No. 14 Kansas St. at no. 3 Oklahoma St.
As the cynics among us suspected, the shine came off the Wildcats in a big way with last weekend's loss to Oklahoma. It's not going to be any easier against OSU, at least on the defensive side. Former minor league baseball player Brandon Weeden and the Cowboy offense score 49.9 points per game (second in the FBS), and will almost definitely run wild at home. The Wildcats may have more luck against the OSU defense than they did against the Sooners, but it's hard to imagine that their output will be enough to withstand the Cowboy blitzkrieg.
Side note no. 1: Brandon Weeden is as old as I am, which is to say he's 28. Am I alone in thinking it's ridiculous that he's still allowed to play college sports? Maybe this makes me a curmudgeon, but if you turn professional in one sport, shouldn't you be obliged to give up amateurism forever? I hated it with Chris Weinke too. As angry parents used to say to referees in my youth basketball days, "let the kids play!"
Side note no. 2: There are three games between ranked opponents this weekend, and each of them kicks off at night. This is either terrible planning, or the greatest night ever. I'm still deciding.
The Energy Infusion Call
Here's a Keith Jackson classic for Alabama fans, from the 1979 Sugar Bowl:
The Conference Rundown
Since I've wasted so much space dissecting Alabama-LSU, we'll get right to the final feature. My apologies to lovers of the Upset Watch, but frankly, I need a bye week after my 0-3 performance last Saturday. I knew the picks were trouble, but this is not a game for whiners. If you're keeping track at home, the Upset Watch is now 7-14 straight up and 10-11 against the spread. And yes, that is depressing.
Here are the best games, not previously mentioned, from the six major conferences.
ACC — Notre Dame at Wake Forest. It's a down week in the ACC, so we have to invite a ringer to liven things up. And what better ringer than Notre Dame? Both teams are 5-3, and both are just a week or two removed from a rough loss (Wake to UNC, Notre Dame to USC). But I have this weird feeling that Notre Dame might actually be a really good team. The Irish lost to Michigan on a semi-fluke, South Florida in a messy game at the start of the season, and USC in a game they were set to tie before a costly fumble was returned for a touchdown. You heard it here first: Watch out for an upset in the last week of the season when they visit Stanford.

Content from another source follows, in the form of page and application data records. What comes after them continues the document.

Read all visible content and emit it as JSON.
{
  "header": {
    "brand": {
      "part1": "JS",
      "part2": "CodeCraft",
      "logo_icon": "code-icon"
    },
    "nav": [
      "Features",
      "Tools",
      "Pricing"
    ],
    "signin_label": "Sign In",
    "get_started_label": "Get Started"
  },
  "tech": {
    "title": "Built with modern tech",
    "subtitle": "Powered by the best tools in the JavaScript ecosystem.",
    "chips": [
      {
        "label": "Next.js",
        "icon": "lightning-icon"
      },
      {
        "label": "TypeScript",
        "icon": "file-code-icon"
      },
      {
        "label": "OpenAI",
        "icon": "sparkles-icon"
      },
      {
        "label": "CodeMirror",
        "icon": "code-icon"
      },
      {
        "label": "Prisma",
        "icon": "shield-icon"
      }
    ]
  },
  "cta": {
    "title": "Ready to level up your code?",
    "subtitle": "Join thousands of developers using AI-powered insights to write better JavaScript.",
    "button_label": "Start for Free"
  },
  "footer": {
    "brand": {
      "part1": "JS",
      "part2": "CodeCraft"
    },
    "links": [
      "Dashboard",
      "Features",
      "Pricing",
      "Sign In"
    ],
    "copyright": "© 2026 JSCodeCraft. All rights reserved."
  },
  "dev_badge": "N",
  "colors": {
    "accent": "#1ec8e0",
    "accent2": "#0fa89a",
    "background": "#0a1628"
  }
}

Big 12 — Texas A&M at No. 6 Oklahoma. Huge upset alert. A&M might be the greatest 5-3 team in history, considering that they've led by double digits in every single loss. They should be undefeated, but instead they're unranked. Oklahoma better be very careful.
Big East — Louisville at No. 24 West Virginia. Sanity mantra time: almost not a major conference anymore, almost not a major conference anymore, almost not a major conference anymore ...
Big Ten — Purdue at No. 20 Wisconsin. It's a week of terrible matchups in the Big Ten, where all the good teams play all the bad teams. This is as exciting as it gets, but Wisconsin should have an easy time rebounding from two straight losses if Purdue looks as bad as they looked last week against Michigan.
Pac-12 — No. 8 Oregon at Washington. You notice how nobody has talked about Oregon since they lost to LSU way back in early September? Since that setback, all they've done is win seven straight games and score at least 41 points in each. This is the week before the Stanford game, and a big road win against the Huskies will make me feel very comfortable picking them to win the Pac-12 and make the Rose Bowl.
SEC — Ole Miss at Kentucky. Default pick, basically. Both are winless in conference. Somebody's gotta get the W! (Or do they? I know it's supposedly impossible, but I'm picking the tie.)
All eyes are on Tuscaloosa. Can't wait.
Read more of The Triangle, Grantland's sports blog.
Contact us at email@example.com